Guest post by Tyler Hayes, founder of Liisten.com, an independent music discovery site.
Liisten: What do you think of renting (spotify) music vs. owning and buying music?
RYAN: I feel like the biggest challenge as an independent musician is getting new ears to hear your music. Although it is a very sad fact that music has so little monetary value nowadays - I feel like Spotify, iTunes, Pandora, etc. are all excellent tools that make music more and more accessible to people. Doesn't matter if it's pay or rent to me.
Music sales are obviously welcomed and are very helpful to any artist, however access to new listeners is king. The reality of music being instantaneously available anywhere in the world, label or no label, is an incredible and overwhelming thing... incredible because it enables anyone with a guitar and a computer to distribute their art worldwide without a label. Overwhelming because it creates the challenge of earning people's attention when their music collections are already so overpopulated. In spite of the overflow of music, I think it's great that there are tools that help listeners discover new music based on tastes and what friends are listening to, etc... There have never been stronger tools in that regard as there are today.
Liisten: Thoughts on music piracy? Do you ever look to see how and where your music is being pirated?
RYAN: Similar to my last answer - although it's not at all ideal that to some people choose to "steal" music rather than gain access to it legally, it still makes me glad that new folk's are listening to my music. I've noticed over the last couple years that within 24 hours of Sleeping At Last releasing new music, it will pop up in google searches as pirated download links. One click and the record starts downloading. Crazy how fast things get distributed illegally now, and it's definitely a bit of a bummer.. but I like to believe that the majority of music listeners are well-versed in the right and wrong's of downloading music illegally and choose to access music through popular and legal options (ie. Spotify, Pandora, iTunes, etc) Honestly, Spotify is a huge help in this department - It gives instant access to an enormous selection of music, and although artists don't get much money from it, it probably nets people that used to just downloaded it entirely free and illegally anyway.
Liisten: It seems you've just fine independently. Would you ever recommend any bands go the label route or actively advise against it?

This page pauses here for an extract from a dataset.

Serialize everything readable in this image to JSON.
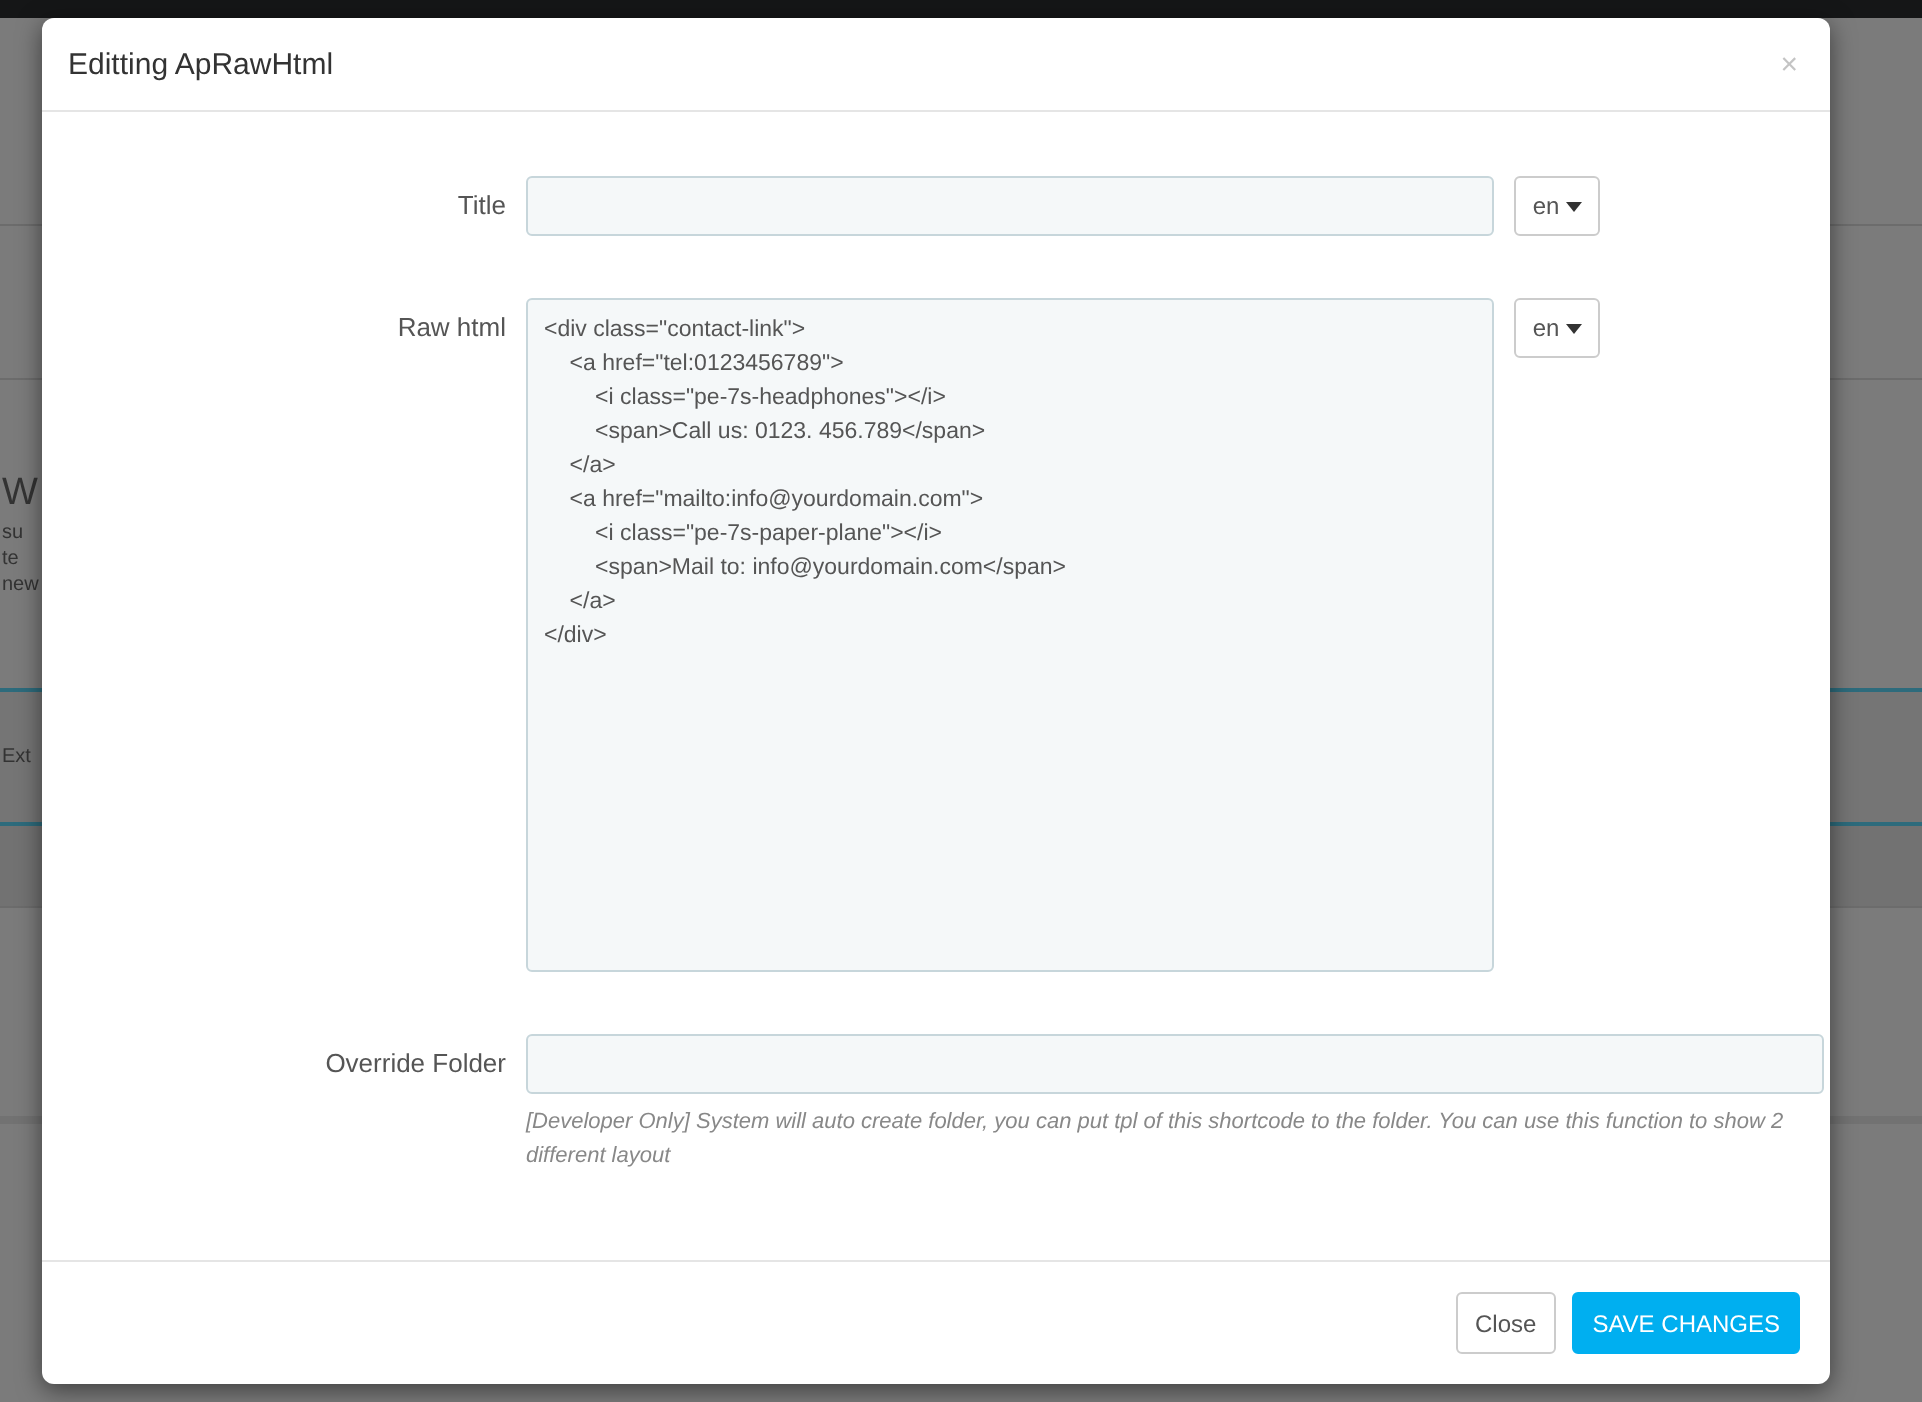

RYAN: I've been extraordinarily lucky in that my independence equalled really great opportunities and a continually growing listener-base. My manager, Kim deserves the credit for pioneering the decision to move forward independently after our time with Interscope Records. She also helped us make great foundational decisions early on, which lead to a really great and productive many independent years. So for us, choosing to be without a label has been a truly great thing. I definitely have many friends who are doing great things in partnerships with record labels too, so it's just a matter of what you're looking for. For SAL, a project like "Yearbook," which did really good things for us, would probably not have been supported, or maybe even possible, through a label. So the ability to explore ideas and challenge things a bit, has been really wonderful. But that's not to say great things can't be accomplished with a great label. I think it all comes down to the team you're working with.
Liisten: What do you think of the pay-what-you-want model?
RYAN: I think it's certainly interesting. Radiohead did a great job with making this pay-what-you-want idea widespread. Again, it's another new idea that challenges the norm, which I think is great and totally necessary. NoiseTrade is a really good example of challenging how listeners consume and discover music - per download, NoiseTrade collects 1 email address for the band, gives plenty of share options for listeners to tell friends and then offers a pay-what-you-want option at the end to "tip" the band. In that scenario, the band gains something every time, which is fantastic.
Liisten: Thoughts on Kickstarter funded music? Is this a sustainable model that will be around 5 or 10 years from now?
RYAN: I've seen really great, thoughtful and successful album campaigns come out of Kickstarter, but I've also seen bands not using it to its potential. I think Kickstarter can be a huge asset in obviously funding a record independently, but more importantly in creating a relationship between the band and its supporters... by welcoming listeners into the process. So when Kickstarter is being used well, I think it is really wonderful and effective. Will it be around 5-10 years from now? I'm not sure! The idea is great and I feel like similar concepts will be used for sure, but unfortunately the lifespan of technology is often so short, so it will depend entirely on how adaptable Kickstarter the brand is as the future unfolds.
Sleeping At Last was recently featured on Grey's Anatomy.